Top of Records provided

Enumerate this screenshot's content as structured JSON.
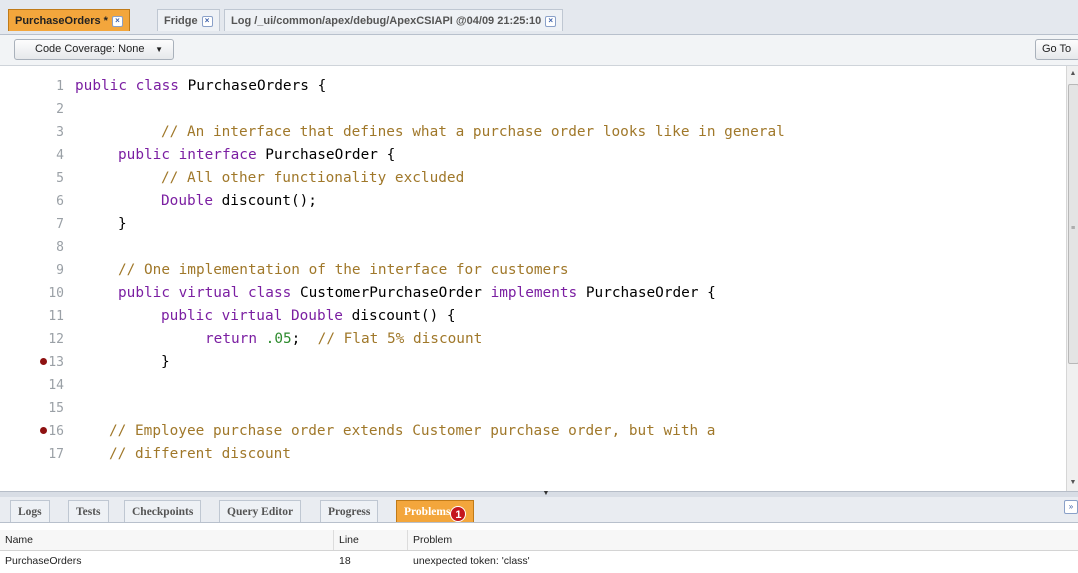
{
  "file_tabs": [
    {
      "label": "PurchaseOrders *",
      "active": true
    },
    {
      "label": "Fridge",
      "active": false
    },
    {
      "label": "Log /_ui/common/apex/debug/ApexCSIAPI @04/09 21:25:10",
      "active": false
    }
  ],
  "toolbar": {
    "coverage_label": "Code Coverage: None",
    "goto_label": "Go To"
  },
  "code_lines": [
    {
      "n": "1",
      "bp": false
    },
    {
      "n": "2",
      "bp": false
    },
    {
      "n": "3",
      "bp": false
    },
    {
      "n": "4",
      "bp": false
    },
    {
      "n": "5",
      "bp": false
    },
    {
      "n": "6",
      "bp": false
    },
    {
      "n": "7",
      "bp": false
    },
    {
      "n": "8",
      "bp": false
    },
    {
      "n": "9",
      "bp": false
    },
    {
      "n": "10",
      "bp": false
    },
    {
      "n": "11",
      "bp": false
    },
    {
      "n": "12",
      "bp": false
    },
    {
      "n": "13",
      "bp": true
    },
    {
      "n": "14",
      "bp": false
    },
    {
      "n": "15",
      "bp": false
    },
    {
      "n": "16",
      "bp": true
    },
    {
      "n": "17",
      "bp": false
    }
  ],
  "code": {
    "l1": [
      "public class",
      " PurchaseOrders {"
    ],
    "l3": "// An interface that defines what a purchase order looks like in general",
    "l4": [
      "public interface",
      " PurchaseOrder {"
    ],
    "l5": "// All other functionality excluded",
    "l6": [
      "Double",
      " discount();"
    ],
    "l7": "}",
    "l9": "// One implementation of the interface for customers",
    "l10": [
      "public virtual class",
      " CustomerPurchaseOrder ",
      "implements",
      " PurchaseOrder {"
    ],
    "l11": [
      "public virtual Double",
      " discount() {"
    ],
    "l12": [
      "return",
      " ",
      ".05",
      ";  ",
      "// Flat 5% discount"
    ],
    "l13": "}",
    "l16": "// Employee purchase order extends Customer purchase order, but with a",
    "l17": "// different discount"
  },
  "bottom_tabs": [
    {
      "label": "Logs",
      "active": false
    },
    {
      "label": "Tests",
      "active": false
    },
    {
      "label": "Checkpoints",
      "active": false
    },
    {
      "label": "Query Editor",
      "active": false
    },
    {
      "label": "Progress",
      "active": false
    },
    {
      "label": "Problems",
      "active": true,
      "badge": "1"
    }
  ],
  "problems": {
    "headers": {
      "name": "Name",
      "line": "Line",
      "problem": "Problem"
    },
    "rows": [
      {
        "name": "PurchaseOrders",
        "line": "18",
        "problem": "unexpected token: 'class'"
      }
    ]
  },
  "colors": {
    "active_tab": "#f3a63c",
    "keyword": "#7b1fa2",
    "comment": "#a0782a",
    "number": "#2e8b2e",
    "breakpoint": "#8e1111",
    "badge": "#c4161c"
  }
}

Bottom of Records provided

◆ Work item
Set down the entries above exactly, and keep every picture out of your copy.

◆ Solution
Enumerate this screenshot's content as structured JSON.
{
  "file_tabs": [
    {
      "label": "PurchaseOrders *",
      "active": true
    },
    {
      "label": "Fridge",
      "active": false
    },
    {
      "label": "Log /_ui/common/apex/debug/ApexCSIAPI @04/09 21:25:10",
      "active": false
    }
  ],
  "toolbar": {
    "coverage_label": "Code Coverage: None",
    "goto_label": "Go To"
  },
  "code_lines": [
    {
      "n": "1",
      "bp": false
    },
    {
      "n": "2",
      "bp": false
    },
    {
      "n": "3",
      "bp": false
    },
    {
      "n": "4",
      "bp": false
    },
    {
      "n": "5",
      "bp": false
    },
    {
      "n": "6",
      "bp": false
    },
    {
      "n": "7",
      "bp": false
    },
    {
      "n": "8",
      "bp": false
    },
    {
      "n": "9",
      "bp": false
    },
    {
      "n": "10",
      "bp": false
    },
    {
      "n": "11",
      "bp": false
    },
    {
      "n": "12",
      "bp": false
    },
    {
      "n": "13",
      "bp": true
    },
    {
      "n": "14",
      "bp": false
    },
    {
      "n": "15",
      "bp": false
    },
    {
      "n": "16",
      "bp": true
    },
    {
      "n": "17",
      "bp": false
    }
  ],
  "code": {
    "l1": [
      "public class",
      " PurchaseOrders {"
    ],
    "l3": "// An interface that defines what a purchase order looks like in general",
    "l4": [
      "public interface",
      " PurchaseOrder {"
    ],
    "l5": "// All other functionality excluded",
    "l6": [
      "Double",
      " discount();"
    ],
    "l7": "}",
    "l9": "// One implementation of the interface for customers",
    "l10": [
      "public virtual class",
      " CustomerPurchaseOrder ",
      "implements",
      " PurchaseOrder {"
    ],
    "l11": [
      "public virtual Double",
      " discount() {"
    ],
    "l12": [
      "return",
      " ",
      ".05",
      ";  ",
      "// Flat 5% discount"
    ],
    "l13": "}",
    "l16": "// Employee purchase order extends Customer purchase order, but with a",
    "l17": "// different discount"
  },
  "bottom_tabs": [
    {
      "label": "Logs",
      "active": false
    },
    {
      "label": "Tests",
      "active": false
    },
    {
      "label": "Checkpoints",
      "active": false
    },
    {
      "label": "Query Editor",
      "active": false
    },
    {
      "label": "Progress",
      "active": false
    },
    {
      "label": "Problems",
      "active": true,
      "badge": "1"
    }
  ],
  "problems": {
    "headers": {
      "name": "Name",
      "line": "Line",
      "problem": "Problem"
    },
    "rows": [
      {
        "name": "PurchaseOrders",
        "line": "18",
        "problem": "unexpected token: 'class'"
      }
    ]
  },
  "colors": {
    "active_tab": "#f3a63c",
    "keyword": "#7b1fa2",
    "comment": "#a0782a",
    "number": "#2e8b2e",
    "breakpoint": "#8e1111",
    "badge": "#c4161c"
  }
}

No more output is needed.